The really important part of this story — which is clarified when adding the CNN detail that Demers and Brian Benczkowski and Jeffrey Rosen knew their boss was directly implicated when they decided to scope the prosecutorial analysis very narrowly, completely ignoring the kind of quid pro quo that the Constitution explicitly names as a reason to impeach the President — is that those implicated had the opportunity to cover-up the investigation even before the whistleblower filed his formal complaint. And once he did that, DOJ did things (may have felt forced to) that tried to further suppress their earlier decisions, most notably by getting an OLC opinion that ruled the proper resolution of the complaint — which OLC deemed not to be urgent because it ignored that Bill Barr, the State Department, and those who hid the communications on the covert server were also implicated, and by association Barr’s efforts to feed intelligence into John Durham’s investigation — was to have people at FBI reporting to Bill Barr investigate. Whether the implication of those others makes this an IC complaint (the most obvious way it does is in the abuse of classification authority to hide the transcript) is a matter requiring analysis, analysis that Bill Barr’s direct report, Steven Engel, did not do.

And that’s the point (or should have been): The NYT named a number the people who may be involved in this cover-up: John Eisenberg, John Demers, Brian Benczkowski, Jeffrey Rosen, and CIA General Counsel Courtney Simmons Elwood. Elwood is the one who first approached the problem in such a way that a cover-up would be possible.
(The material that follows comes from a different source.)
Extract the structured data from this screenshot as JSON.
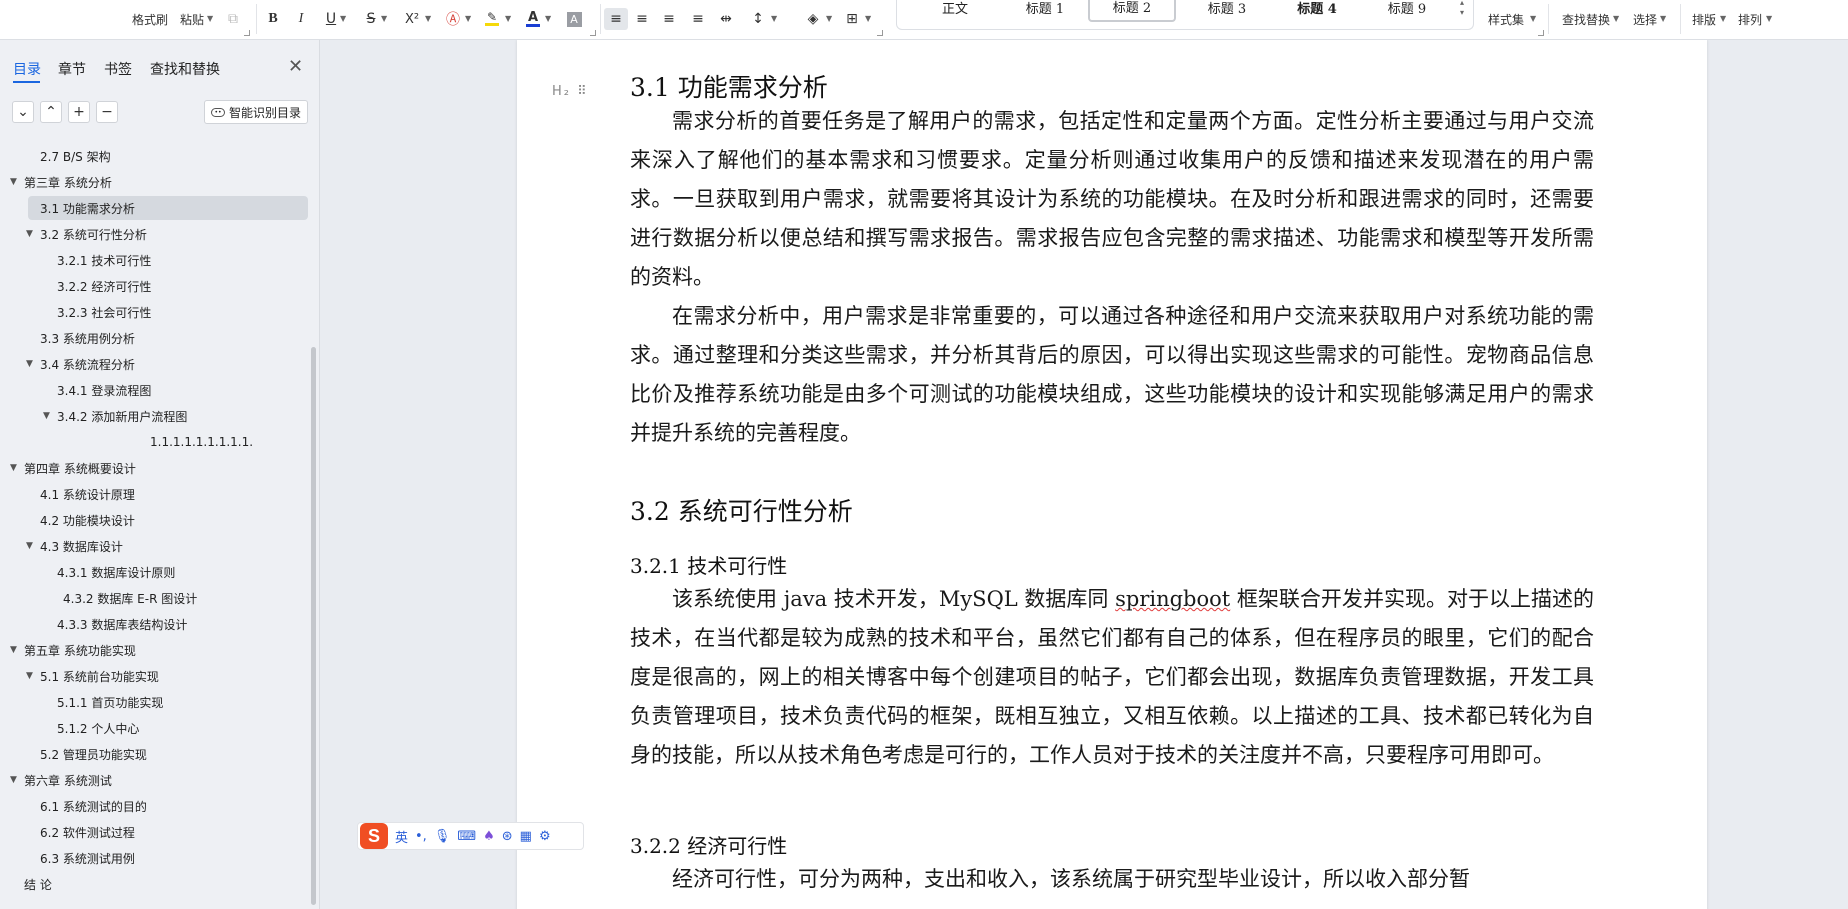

Yes, by relaying that detail, the NYT told all of us that the whistleblower is a CIA employee. But the people involved in the cover-up, and the firebreathers at NSC, already knew that.